This article originally appeared on Government Technology Insider.
It’s no secret that the U.S. federal government operates in one of the world’s most threatened IT environments. When evaluating today’s federal cybersecurity landscape, it’s obvious that government agencies face more than just the typical low-level script kiddies that most SMBs, corporations, and SLED organizations encounter. They must also protect their networks from other sophisticated threats that are unique to the federal government.
The largest cyber threats challenging the federal government today are nation-state-sponsored actors who are looking to execute destructive, advanced attacks on U.S. federal IT infrastructure.
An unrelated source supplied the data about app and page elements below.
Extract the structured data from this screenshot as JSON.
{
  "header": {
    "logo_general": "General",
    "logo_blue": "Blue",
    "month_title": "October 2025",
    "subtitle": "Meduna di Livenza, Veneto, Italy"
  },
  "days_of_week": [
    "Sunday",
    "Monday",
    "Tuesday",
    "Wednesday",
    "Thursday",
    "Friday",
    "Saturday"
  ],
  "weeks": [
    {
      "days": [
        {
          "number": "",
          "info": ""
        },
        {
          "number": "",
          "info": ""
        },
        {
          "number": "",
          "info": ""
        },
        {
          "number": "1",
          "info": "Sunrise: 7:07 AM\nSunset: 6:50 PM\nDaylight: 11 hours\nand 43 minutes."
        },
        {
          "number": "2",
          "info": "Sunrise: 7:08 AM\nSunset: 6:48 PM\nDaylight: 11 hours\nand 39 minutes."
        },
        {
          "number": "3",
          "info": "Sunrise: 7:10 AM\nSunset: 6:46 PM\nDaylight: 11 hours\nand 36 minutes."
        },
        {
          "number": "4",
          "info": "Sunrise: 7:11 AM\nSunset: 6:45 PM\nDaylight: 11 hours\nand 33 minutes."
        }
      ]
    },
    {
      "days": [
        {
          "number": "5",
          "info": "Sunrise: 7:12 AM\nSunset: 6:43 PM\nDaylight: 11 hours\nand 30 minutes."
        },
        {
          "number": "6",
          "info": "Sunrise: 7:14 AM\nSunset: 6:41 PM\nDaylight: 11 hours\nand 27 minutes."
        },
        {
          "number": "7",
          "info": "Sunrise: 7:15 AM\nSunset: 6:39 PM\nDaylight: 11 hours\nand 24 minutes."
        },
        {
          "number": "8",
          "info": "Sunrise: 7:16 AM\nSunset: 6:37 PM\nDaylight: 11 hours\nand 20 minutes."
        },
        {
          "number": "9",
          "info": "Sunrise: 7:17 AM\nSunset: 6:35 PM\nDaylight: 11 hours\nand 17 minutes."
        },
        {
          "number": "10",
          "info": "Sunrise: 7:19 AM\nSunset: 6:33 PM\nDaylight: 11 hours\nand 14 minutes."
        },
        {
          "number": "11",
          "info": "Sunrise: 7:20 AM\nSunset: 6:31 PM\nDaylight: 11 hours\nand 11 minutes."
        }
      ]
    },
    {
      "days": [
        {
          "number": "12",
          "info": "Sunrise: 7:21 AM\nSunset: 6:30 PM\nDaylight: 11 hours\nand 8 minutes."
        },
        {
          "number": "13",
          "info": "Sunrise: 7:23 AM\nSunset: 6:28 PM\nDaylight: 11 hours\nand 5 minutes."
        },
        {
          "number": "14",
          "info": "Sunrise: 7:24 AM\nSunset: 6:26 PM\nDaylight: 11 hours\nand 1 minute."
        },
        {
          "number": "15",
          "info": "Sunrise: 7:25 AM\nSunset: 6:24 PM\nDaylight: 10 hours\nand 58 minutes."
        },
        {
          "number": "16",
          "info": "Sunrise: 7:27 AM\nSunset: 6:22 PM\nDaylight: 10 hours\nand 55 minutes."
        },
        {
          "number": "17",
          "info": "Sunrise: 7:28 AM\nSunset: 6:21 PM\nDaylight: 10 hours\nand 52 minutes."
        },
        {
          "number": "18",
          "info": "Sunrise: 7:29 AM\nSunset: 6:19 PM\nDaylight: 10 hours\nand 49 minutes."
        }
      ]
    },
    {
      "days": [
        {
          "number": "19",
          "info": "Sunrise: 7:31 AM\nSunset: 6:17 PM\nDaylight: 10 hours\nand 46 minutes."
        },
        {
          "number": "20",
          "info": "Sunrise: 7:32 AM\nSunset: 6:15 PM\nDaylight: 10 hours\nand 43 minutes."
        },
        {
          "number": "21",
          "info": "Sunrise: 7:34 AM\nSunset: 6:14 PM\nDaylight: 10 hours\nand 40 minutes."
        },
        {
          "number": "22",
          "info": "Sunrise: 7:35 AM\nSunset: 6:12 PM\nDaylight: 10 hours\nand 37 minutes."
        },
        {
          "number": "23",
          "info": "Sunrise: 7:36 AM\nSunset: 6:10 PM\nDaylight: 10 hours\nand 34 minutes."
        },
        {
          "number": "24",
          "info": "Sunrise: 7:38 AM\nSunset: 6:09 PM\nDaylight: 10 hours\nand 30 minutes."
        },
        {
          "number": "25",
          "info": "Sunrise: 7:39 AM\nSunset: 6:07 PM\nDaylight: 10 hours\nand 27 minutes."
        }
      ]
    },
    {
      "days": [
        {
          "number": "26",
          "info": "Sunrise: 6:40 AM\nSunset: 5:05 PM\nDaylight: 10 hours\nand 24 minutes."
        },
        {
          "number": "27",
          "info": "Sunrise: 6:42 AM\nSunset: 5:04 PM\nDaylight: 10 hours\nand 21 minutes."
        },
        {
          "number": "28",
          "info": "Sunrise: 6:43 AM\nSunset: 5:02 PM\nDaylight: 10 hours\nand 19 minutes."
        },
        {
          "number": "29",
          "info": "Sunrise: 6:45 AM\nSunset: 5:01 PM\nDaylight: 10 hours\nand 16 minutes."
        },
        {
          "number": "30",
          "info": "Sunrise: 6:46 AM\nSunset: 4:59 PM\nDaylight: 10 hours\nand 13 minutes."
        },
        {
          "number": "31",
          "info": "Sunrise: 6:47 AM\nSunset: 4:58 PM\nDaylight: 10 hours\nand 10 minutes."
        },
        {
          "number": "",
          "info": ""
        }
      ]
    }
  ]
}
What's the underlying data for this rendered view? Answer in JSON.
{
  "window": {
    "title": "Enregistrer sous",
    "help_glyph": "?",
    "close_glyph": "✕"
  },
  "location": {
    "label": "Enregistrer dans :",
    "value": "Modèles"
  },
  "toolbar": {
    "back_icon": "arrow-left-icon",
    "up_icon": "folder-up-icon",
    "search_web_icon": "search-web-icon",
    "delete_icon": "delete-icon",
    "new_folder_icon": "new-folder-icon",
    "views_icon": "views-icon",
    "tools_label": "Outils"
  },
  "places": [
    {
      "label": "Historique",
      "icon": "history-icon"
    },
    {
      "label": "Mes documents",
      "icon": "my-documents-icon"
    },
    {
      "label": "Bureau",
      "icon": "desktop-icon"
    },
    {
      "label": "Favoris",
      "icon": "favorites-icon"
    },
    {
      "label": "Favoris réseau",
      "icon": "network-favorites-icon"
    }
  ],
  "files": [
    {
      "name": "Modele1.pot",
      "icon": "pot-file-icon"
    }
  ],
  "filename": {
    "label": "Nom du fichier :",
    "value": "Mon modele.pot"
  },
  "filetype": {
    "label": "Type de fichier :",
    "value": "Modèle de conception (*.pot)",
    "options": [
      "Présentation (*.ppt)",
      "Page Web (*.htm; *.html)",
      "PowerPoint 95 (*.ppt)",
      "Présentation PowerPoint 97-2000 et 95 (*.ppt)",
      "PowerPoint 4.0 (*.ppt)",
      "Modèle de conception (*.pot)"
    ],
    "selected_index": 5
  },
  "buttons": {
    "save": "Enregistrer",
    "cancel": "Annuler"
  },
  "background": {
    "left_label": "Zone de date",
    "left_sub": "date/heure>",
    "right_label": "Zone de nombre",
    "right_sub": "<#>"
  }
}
While agencies work tirelessly to safeguard their networks from these malicious cyber adversaries, they are also fighting the parallel battle of trying to secure an evolving IT environment that is only becoming more complex and complicated to defend.
Due to the massive wave of modernization investments that the federal government made during the COVID-19 pandemic, remote and hybrid work have become mainstays for agencies. As a result, their IT footprints now extend far beyond the office, opening the door for an exponential increase in potential attack vectors and network vulnerabilities that nation-state hackers are seeking to exploit.
Each remote connection, cloud solution, IoT device, and unpatched legacy system that links to a government network create a new, potential exposure that a malicious cyber actor can leverage to penetrate a federal IT environment. And, in general, it’s becoming a lot easier for actors to exploit government agency networks.
Because many of these hackers are providing their skills as a service, they have lowered the risk to themselves. Government agencies of any size – regardless if they’re federal or SLED organizations- can be vulnerable to Ransomware-as-a-Service or Command-and-Control-as-a-Service attacks if they have not achieved a mature and bolstered cybersecurity posture.
The zero trust mandate
One cybersecurity framework that the IT community has put forward as a leading model for a mature cyber defense strategy has been zero trust. A zero trust cybersecurity architecture is a methodology for how IT departments can design security, network access, and system configuration around the idea of always assuming a network or system has been compromised. And to gain access to segments of a federal agency network, one must consistently authenticate their identity to gain access to network segments they have been granted access to.
Last year, President Biden released a mandate that requires agencies to “achieve specific zero trust security goals by the end of Fiscal Year (FY) 2024.” Although this was a tremendous victory for federal cybersecurity, the mandate provided little guidance on the steps agencies should take to actually achieve zero trust.
In November 2022, the U.S. Department of Defense’s Zero Trust Portfolio Management Office (ZTPMO) released a robust zero trust compliance and strategy document. This document outlines an incremental approach for defense agencies to utilize in order to achieve zero trust. The DoD understood that achieving a mature cybersecurity posture for the military would require a strategized methodology. This document is a highly recommended resource for federal civilian agencies that are looking for assistance on how to begin road mapping their zero trust journeys.
Upskilling and reskilling federal IT workforces
Inside the pages of the DoD Zero Trust Strategy Document, the ZTPMO specifically calls upon the DoD to embed workforce training in its zero trust implementation strategies. “Perhaps most importantly, [DoD components] must also address zero trust requirements within their staffing, training, and professional development processes,” the document reads.
Though professional development and training on zero trust are imperative, federal IT departments should expect to experience some growing pains in the process.
After all, federal agencies and their workforces have only had a few years to adjust to their digitally transformed operating environments. Nearly an entire workforce generation was hired during the era of traditional network infrastructures, where they learned how to configure and sustain their IT environments by physically touching and racking servers on-premises. It was a time when network perimeters and boundaries were more clearly defined and contained.
Now, IT departments are working in conditions that are far more complex. Federal agencies are beginning to wrap in technologies like cloud, virtualization, and containers into their overall network security. But as the technologies advance, there is still a considerable portion of the federal IT workforce whose legacy experience has not caught up to today’s digitally transformed environments. Though their knowledge is still valuable and applicable today, for federal cybersecurity teams to truly have a hardened line of defense for their IT infrastructures, they must level up from that traditional network and system administration experience and adapt to today’s more modern environment.
This challenge can be intimidating for many members of the federal IT workforce, because not only are they having to learn and adapt to next-generation technologies, but there is also an added pressure of learning how to secure them as well.
Here at Pluralsight, we have developed structured professional development courses for federal IT workforces that are facing this exact challenge. Through our ongoing education system, agencies are upskilling and reskilling themselves on the next-generation technologies and cybersecurity models that the government is looking to deploy across all federal agencies.
As the ZTPMO highlighted in its zero trust document, cybersecurity training must be embedded in agencies’ overall zero trust strategies in order to have a fully realized cybersecurity framework. Gone are the days of ad hoc training once or twice a year. Federal cybersecurity teams must prioritize the education of their workforces so that they can be prepared to take on any new threat that their agency may face.
To download a complimentary copy of Pluralsight’s 2022 Government Cybersecurity Playbook, click HERE.